The 50S subunit of bacterial ribosomes, which conducts peptide bond formation at its peptidyl transferase center, contains an exit tunnel which nascent proteins must traverse to reach the cytoplasm to become functional proteins. The tentacle of the L4 ribosomal protein contributes to the structure of this exit tunnel. It has been shown that mutations within the tentacle of Escherichia coli L4 cause detrimental effects to the 50S subunit. In my research project, bioinformatic analyses were used to delineate the L4 tentacle in the following three microorganisms whose L4 proteins are orthologous to E. coli L4: Haemophilus influenzae, Bacillus subtilis, and Vibrio cholerae. This analysis resulted in identification of amino acid differences in organisms that are genetically similar to E. coli. Polymerase chain reactions (PCR) and site-directed mutagenesis have been used to introduce changes into the E. coli L4 protein. Then the function of ribosomes carrying this mutated L4 protein will be analyzed. Most of these mutations are expected to show little or no detrimental effects on ribosome assembly or function. However, mutations causing harmful effects will shed light on the role of specific amino acids in the L4 tentacle.


 

Rachel YounghansRachel Younghans, Geography and Environmental Systems

“Where Matters”

Faculty Mentor: Mr. Fred Worden

Expected Graduation Date: Fall 2012

Contact: racy1@umbc.edu

This will be a video about the end of geography and the beginning of whatever takes its place. As the Internet connects all of the world's geographic places, what was once the prime identifier for humans, physical location, becomes inferior to other grouping methods (age, interests, beliefs, etc.). The Internet can be thought of as one single place, binding all of the world's places into one. Distance is eliminated. With this new singularity of place, it can be difficult to know or even care where one’s physical location is. This work will investigate this transition, and the agony and delight of existing in a new "place", with a radically new and different definition.

*See what Rachel is up to here...


 

Weipeng ZhuoWeipeng Zhuo, Chemical Engineering

“Optimizing Magnetic Separator System Used for the Removal of Nanoparticles from Flowing Fluid”

Faculty Mentor: Dr. Jennie Leach

Expected Graduation Date: Spring 2012

Contact: weipeng1@umbc.edu

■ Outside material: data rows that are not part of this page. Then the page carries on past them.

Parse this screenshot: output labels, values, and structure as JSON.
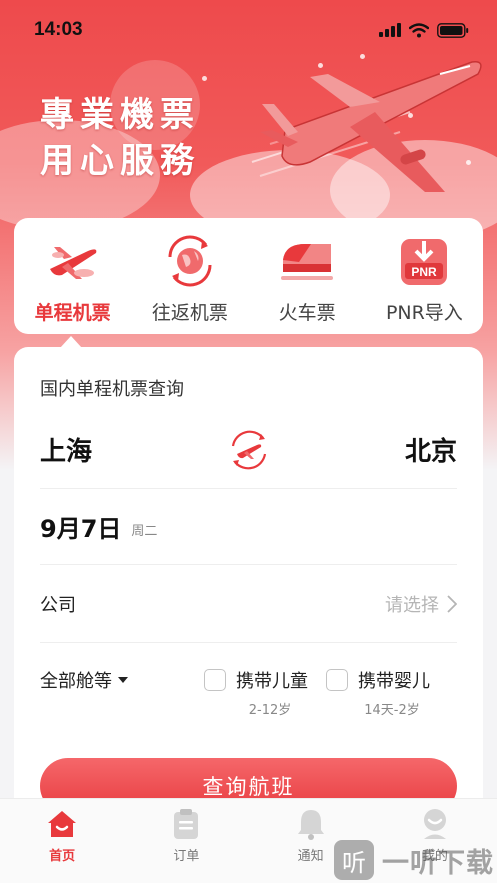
{
  "status": {
    "time": "14:03"
  },
  "hero": {
    "title_line1": "專業機票",
    "title_line2": "用心服務"
  },
  "ticket_types": [
    {
      "label": "单程机票",
      "icon": "plane-oneway-icon",
      "active": true
    },
    {
      "label": "往返机票",
      "icon": "globe-roundtrip-icon",
      "active": false
    },
    {
      "label": "火车票",
      "icon": "train-icon",
      "active": false
    },
    {
      "label": "PNR导入",
      "icon": "pnr-import-icon",
      "active": false
    }
  ],
  "search": {
    "title": "国内单程机票查询",
    "from_city": "上海",
    "to_city": "北京",
    "date": "9月7日",
    "weekday": "周二",
    "company_label": "公司",
    "company_placeholder": "请选择",
    "cabin_class": "全部舱等",
    "child": {
      "label": "携带儿童",
      "age": "2-12岁"
    },
    "infant": {
      "label": "携带婴儿",
      "age": "14天-2岁"
    },
    "submit_label": "查询航班"
  },
  "tabs": [
    {
      "label": "首页",
      "icon": "home-icon",
      "active": true
    },
    {
      "label": "订单",
      "icon": "clipboard-icon",
      "active": false
    },
    {
      "label": "通知",
      "icon": "bell-icon",
      "active": false
    },
    {
      "label": "我的",
      "icon": "user-icon",
      "active": false
    }
  ],
  "watermark": {
    "glyph": "听",
    "text": "一听下载"
  },
  "colors": {
    "accent": "#e8393c",
    "hero_top": "#ee4a4c"
  }
}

In the field of biomedical engineering, nanoparticles are an extremely versatile and novel delivery system. As nanoparticle-based technologies are becoming increasingly popular, we lack an efficient way to remove these particles after use, which is potentially problematic due to issues relating to long-term toxicity and physical blockage of these nanoparticles. Our lab proposed a solution through the use of magnetic nanospheres that can be removed from continuous flow using a strong magnetic field and a well-designed separator system. With every cycle through the separator system, a percentage of the nanoparticle concentration in fluid is removed. The percent removed per cycle and the number of cycles through the separator system are inversely related but both depend only on the flow rate of the fluid. My project focuses on determining the flow rate responsible for the highest nanoparticle removal efficiency by quantifying the concentration of nanoparticles at various times throughout each flow rate, and at various flow rates. We plan to quantify nanoparticle concentration through a method that involves chemically conjugating our nanospheres to a catalyst, horseradish peroxide (HRP). HRP catalyses the conversion of reduced ABTS [2,2'-azino-bis(3-ethylbenzthiazoline-6-sulphonic acid)] to oxidized ABST. Oxidized ABTS may be quantified by absorbance measurements with a spectrophotometer. Assuming the concentration of catalyst present in the reaction is proportional to the formation of products from the reaction, we can calculate the relative HRP-nanoparticle concentration of our samples by determining the concentration of oxidized ABST formed from reacting the sample for a set amount of time.